This artwork is part of the “Sister Misfortune” series, through which the artist, Smruthi Gargi Eswar, narrates lesser-known stories from Indian mythology, while reflecting on the narrative surrounding women in our culture. Various Indian goddesses (devis) are depicted with a refreshing artistic lens.
In India, there is a constant burden on women to be “Devi-like”. Through this series, the artist attempts a reverse deification of the goddesses, making them appear like real women, in a real world. The series is an exploration not just of duality, but of multiplicity. It compels us to question our attitudes - women towards themselves, men towards women. How does the idea of a goddess coexist within every woman? How do we, as a society, so casually dismiss, disrespect, disregard, and defile in our everyday existence, those who we have bedecked with gold and enshrined in a temple?
  • ABOUT Smruthi Gargi Eswar

    Smruthi Gargi Eswar is an artist and storyteller. She studied at the Baroda Faculty of Fine Arts and Chitrakala Parishath, Bangalore briefly. Her art studies started much earlier though, while she was still a student at The Valley School KFI. From a fine arts education, Smruthi moved on to graphic design and photography almost immediately. But over the last few years, she has ventured back into the world of art, finding within it, an avenue to explore, address and express at a more personal level. Her journey from graphic design to art initially established the medium in which her works were created. Now, they vary from terracotta to acrylic to photography. But one of the mediums she enjoys using the most to give voice to her artistic expression even today, is digital or graphic art.

    With shows travelling to Budapest, New York, Cochin, Delhi and Mumbai, Smruthi has always enjoyed collaborating with designers, performance artists and other creative professionals. In 2014, she did a solo show in New Delhi, showcasing works from her “Sister Misfortune” series at acclaimed fashion designer Ritu Kumar’s flagship store. The hugely successful art series, for which Smruthi has been creating works for over a decade, has also been exhibited in Kochi, Bangalore, and Mumbai. Smruthi is a board member of Art in Social Structures, an international NGO run and funded by artists that believes that art is the building block of all social structures. Her photography work has been published in India and the Philippines. Her work has been collected by art patrons around the world. The artist is based in Bangalore and Delhi.

    Read More
  • ABOUT Digital Art

    Digital art is a term used to describe an artistic practice that uses digital technology either as part of the creative or the presentation process. It falls under the umbrella world of new media art. Since the 1960s, various different names have been used to describe digital art, and some of the other commonly used terms include computer art, multimedia art, and even graphic art.

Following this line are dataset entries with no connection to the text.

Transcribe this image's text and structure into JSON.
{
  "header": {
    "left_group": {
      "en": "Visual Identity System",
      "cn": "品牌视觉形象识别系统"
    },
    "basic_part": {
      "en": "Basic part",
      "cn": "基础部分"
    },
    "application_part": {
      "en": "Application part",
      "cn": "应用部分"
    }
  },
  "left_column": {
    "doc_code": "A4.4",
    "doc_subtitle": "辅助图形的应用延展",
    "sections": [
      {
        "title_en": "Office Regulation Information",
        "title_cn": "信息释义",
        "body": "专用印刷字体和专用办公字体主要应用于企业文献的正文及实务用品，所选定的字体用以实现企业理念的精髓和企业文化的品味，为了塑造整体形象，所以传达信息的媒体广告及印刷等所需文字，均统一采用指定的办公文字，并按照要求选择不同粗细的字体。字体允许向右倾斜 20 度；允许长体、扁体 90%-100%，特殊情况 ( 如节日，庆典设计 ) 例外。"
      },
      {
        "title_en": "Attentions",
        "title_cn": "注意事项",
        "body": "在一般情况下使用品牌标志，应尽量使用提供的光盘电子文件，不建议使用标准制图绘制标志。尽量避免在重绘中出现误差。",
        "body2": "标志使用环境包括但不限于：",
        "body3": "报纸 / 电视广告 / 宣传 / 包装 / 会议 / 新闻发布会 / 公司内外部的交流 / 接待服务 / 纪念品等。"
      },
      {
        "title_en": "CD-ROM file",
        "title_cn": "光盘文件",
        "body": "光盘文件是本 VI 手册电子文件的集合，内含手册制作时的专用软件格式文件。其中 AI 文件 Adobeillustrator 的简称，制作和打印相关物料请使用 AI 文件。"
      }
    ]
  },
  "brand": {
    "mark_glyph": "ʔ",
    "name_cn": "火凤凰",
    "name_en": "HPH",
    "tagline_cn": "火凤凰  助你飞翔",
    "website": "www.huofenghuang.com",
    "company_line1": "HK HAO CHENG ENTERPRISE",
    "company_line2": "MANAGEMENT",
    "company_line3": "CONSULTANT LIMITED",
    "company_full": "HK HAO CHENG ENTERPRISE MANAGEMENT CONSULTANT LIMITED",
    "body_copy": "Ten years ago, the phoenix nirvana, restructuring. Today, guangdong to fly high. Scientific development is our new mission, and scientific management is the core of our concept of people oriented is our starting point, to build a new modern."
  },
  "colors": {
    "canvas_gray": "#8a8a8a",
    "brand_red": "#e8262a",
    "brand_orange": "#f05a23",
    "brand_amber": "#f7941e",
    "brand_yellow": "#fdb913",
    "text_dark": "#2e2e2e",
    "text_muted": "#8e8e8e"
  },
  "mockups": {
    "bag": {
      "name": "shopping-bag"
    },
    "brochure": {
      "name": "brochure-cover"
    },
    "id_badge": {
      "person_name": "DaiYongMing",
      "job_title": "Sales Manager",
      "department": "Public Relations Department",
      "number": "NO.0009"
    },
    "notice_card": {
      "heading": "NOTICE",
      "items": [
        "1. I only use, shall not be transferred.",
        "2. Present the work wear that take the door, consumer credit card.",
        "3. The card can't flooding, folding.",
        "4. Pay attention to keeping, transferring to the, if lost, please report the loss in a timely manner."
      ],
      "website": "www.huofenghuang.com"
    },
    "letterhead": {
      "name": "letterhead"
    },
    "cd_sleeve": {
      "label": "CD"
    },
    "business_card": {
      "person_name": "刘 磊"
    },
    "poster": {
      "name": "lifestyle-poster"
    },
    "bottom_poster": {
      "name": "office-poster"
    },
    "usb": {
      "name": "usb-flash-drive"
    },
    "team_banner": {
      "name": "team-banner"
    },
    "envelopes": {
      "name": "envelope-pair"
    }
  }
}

    Digital artworks can be created as unique or editioned pieces. To maintain the value and exclusivity of the artwork, an artist would typically destroy the source file (of the artwork), once the number of pre-decided pieces have been sold. Digital artworks may be presented digitally, but more commonly, they are printed works of art that can be hung on a wall, much like a painting.

    Contrary to misconception, creating digital art also requires artistic skills such as sketching, drawing and colouring, as digital artists use all of these to create their artworks on the computer. While there may be some lingering debate about the pros and cons of this new age medium of creation, there is no doubt, that digital art has created a vast expansion of the creative sphere.  

    Read More